▸ **THE PROBLEM**: This exercise asks for the whole listing to be restated exactly.

▸ **GIVEN DATA**:
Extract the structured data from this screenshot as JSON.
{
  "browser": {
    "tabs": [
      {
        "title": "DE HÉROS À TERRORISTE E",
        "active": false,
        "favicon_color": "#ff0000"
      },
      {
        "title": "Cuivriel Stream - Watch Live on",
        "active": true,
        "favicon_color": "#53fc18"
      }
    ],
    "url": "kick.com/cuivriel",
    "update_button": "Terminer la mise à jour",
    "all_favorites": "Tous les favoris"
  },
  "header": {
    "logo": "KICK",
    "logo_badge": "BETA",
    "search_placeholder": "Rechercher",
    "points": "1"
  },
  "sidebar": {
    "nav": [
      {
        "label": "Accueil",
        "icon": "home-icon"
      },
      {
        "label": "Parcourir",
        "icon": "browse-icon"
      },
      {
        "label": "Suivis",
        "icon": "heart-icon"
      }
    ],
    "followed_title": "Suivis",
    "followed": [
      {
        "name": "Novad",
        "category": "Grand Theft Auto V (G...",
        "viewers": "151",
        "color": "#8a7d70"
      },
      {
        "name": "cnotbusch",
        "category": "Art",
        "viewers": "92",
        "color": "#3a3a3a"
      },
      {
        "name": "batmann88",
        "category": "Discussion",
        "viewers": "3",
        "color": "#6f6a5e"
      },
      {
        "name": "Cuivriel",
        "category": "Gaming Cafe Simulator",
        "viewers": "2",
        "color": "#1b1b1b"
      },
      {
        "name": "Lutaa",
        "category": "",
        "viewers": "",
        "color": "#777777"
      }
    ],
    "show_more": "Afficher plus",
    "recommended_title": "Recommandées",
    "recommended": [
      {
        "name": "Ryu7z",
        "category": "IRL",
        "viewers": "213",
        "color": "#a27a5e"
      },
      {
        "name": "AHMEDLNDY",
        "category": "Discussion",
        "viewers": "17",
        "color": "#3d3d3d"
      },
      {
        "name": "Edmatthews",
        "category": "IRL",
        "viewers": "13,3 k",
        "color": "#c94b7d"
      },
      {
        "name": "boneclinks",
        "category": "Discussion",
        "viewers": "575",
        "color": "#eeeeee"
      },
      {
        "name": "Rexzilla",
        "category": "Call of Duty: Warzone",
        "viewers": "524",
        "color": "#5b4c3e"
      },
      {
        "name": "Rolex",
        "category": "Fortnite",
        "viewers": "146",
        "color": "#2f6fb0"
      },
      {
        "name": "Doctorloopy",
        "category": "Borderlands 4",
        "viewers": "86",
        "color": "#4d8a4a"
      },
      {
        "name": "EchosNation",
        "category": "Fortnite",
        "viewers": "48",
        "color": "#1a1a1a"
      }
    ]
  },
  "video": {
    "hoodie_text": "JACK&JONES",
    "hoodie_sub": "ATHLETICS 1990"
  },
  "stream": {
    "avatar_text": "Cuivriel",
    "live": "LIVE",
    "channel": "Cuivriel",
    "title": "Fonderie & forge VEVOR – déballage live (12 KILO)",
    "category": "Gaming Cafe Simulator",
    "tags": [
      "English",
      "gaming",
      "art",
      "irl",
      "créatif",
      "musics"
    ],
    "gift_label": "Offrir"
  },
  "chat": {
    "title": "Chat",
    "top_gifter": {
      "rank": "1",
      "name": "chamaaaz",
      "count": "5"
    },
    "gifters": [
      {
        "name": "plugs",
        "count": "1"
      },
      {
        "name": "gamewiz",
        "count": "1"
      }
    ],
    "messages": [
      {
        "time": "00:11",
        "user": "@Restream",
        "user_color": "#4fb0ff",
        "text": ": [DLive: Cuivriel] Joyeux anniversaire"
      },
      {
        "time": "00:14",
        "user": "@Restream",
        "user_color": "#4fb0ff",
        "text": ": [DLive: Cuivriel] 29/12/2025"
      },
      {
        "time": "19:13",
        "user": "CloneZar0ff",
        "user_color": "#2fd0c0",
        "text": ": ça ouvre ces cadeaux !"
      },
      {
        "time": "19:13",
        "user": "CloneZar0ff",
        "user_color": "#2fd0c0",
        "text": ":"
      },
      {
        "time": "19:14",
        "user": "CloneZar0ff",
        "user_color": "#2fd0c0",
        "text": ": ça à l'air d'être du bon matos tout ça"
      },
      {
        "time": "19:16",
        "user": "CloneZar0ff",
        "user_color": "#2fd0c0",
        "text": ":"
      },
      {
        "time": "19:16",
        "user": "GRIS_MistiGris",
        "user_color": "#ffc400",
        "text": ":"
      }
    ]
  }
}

▸ **YOUR SOLUTION**:
Extract the structured data from this screenshot as JSON.
{
  "browser": {
    "tabs": [
      {
        "title": "DE HÉROS À TERRORISTE E",
        "active": false,
        "favicon_color": "#ff0000"
      },
      {
        "title": "Cuivriel Stream - Watch Live on",
        "active": true,
        "favicon_color": "#53fc18"
      }
    ],
    "url": "kick.com/cuivriel",
    "update_button": "Terminer la mise à jour",
    "all_favorites": "Tous les favoris"
  },
  "header": {
    "logo": "KICK",
    "logo_badge": "BETA",
    "search_placeholder": "Rechercher",
    "points": "1"
  },
  "sidebar": {
    "nav": [
      {
        "label": "Accueil",
        "icon": "home-icon"
      },
      {
        "label": "Parcourir",
        "icon": "browse-icon"
      },
      {
        "label": "Suivis",
        "icon": "heart-icon"
      }
    ],
    "followed_title": "Suivis",
    "followed": [
      {
        "name": "Novad",
        "category": "Grand Theft Auto V (G...",
        "viewers": "151",
        "color": "#8a7d70"
      },
      {
        "name": "cnotbusch",
        "category": "Art",
        "viewers": "92",
        "color": "#3a3a3a"
      },
      {
        "name": "batmann88",
        "category": "Discussion",
        "viewers": "3",
        "color": "#6f6a5e"
      },
      {
        "name": "Cuivriel",
        "category": "Gaming Cafe Simulator",
        "viewers": "2",
        "color": "#1b1b1b"
      },
      {
        "name": "Lutaa",
        "category": "",
        "viewers": "",
        "color": "#777777"
      }
    ],
    "show_more": "Afficher plus",
    "recommended_title": "Recommandées",
    "recommended": [
      {
        "name": "Ryu7z",
        "category": "IRL",
        "viewers": "213",
        "color": "#a27a5e"
      },
      {
        "name": "AHMEDLNDY",
        "category": "Discussion",
        "viewers": "17",
        "color": "#3d3d3d"
      },
      {
        "name": "Edmatthews",
        "category": "IRL",
        "viewers": "13,3 k",
        "color": "#c94b7d"
      },
      {
        "name": "boneclinks",
        "category": "Discussion",
        "viewers": "575",
        "color": "#eeeeee"
      },
      {
        "name": "Rexzilla",
        "category": "Call of Duty: Warzone",
        "viewers": "524",
        "color": "#5b4c3e"
      },
      {
        "name": "Rolex",
        "category": "Fortnite",
        "viewers": "146",
        "color": "#2f6fb0"
      },
      {
        "name": "Doctorloopy",
        "category": "Borderlands 4",
        "viewers": "86",
        "color": "#4d8a4a"
      },
      {
        "name": "EchosNation",
        "category": "Fortnite",
        "viewers": "48",
        "color": "#1a1a1a"
      }
    ]
  },
  "video": {
    "hoodie_text": "JACK&JONES",
    "hoodie_sub": "ATHLETICS 1990"
  },
  "stream": {
    "avatar_text": "Cuivriel",
    "live": "LIVE",
    "channel": "Cuivriel",
    "title": "Fonderie & forge VEVOR – déballage live (12 KILO)",
    "category": "Gaming Cafe Simulator",
    "tags": [
      "English",
      "gaming",
      "art",
      "irl",
      "créatif",
      "musics"
    ],
    "gift_label": "Offrir"
  },
  "chat": {
    "title": "Chat",
    "top_gifter": {
      "rank": "1",
      "name": "chamaaaz",
      "count": "5"
    },
    "gifters": [
      {
        "name": "plugs",
        "count": "1"
      },
      {
        "name": "gamewiz",
        "count": "1"
      }
    ],
    "messages": [
      {
        "time": "00:11",
        "user": "@Restream",
        "user_color": "#4fb0ff",
        "text": ": [DLive: Cuivriel] Joyeux anniversaire"
      },
      {
        "time": "00:14",
        "user": "@Restream",
        "user_color": "#4fb0ff",
        "text": ": [DLive: Cuivriel] 29/12/2025"
      },
      {
        "time": "19:13",
        "user": "CloneZar0ff",
        "user_color": "#2fd0c0",
        "text": ": ça ouvre ces cadeaux !"
      },
      {
        "time": "19:13",
        "user": "CloneZar0ff",
        "user_color": "#2fd0c0",
        "text": ":"
      },
      {
        "time": "19:14",
        "user": "CloneZar0ff",
        "user_color": "#2fd0c0",
        "text": ": ça à l'air d'être du bon matos tout ça"
      },
      {
        "time": "19:16",
        "user": "CloneZar0ff",
        "user_color": "#2fd0c0",
        "text": ":"
      },
      {
        "time": "19:16",
        "user": "GRIS_MistiGris",
        "user_color": "#ffc400",
        "text": ":"
      }
    ]
  }
}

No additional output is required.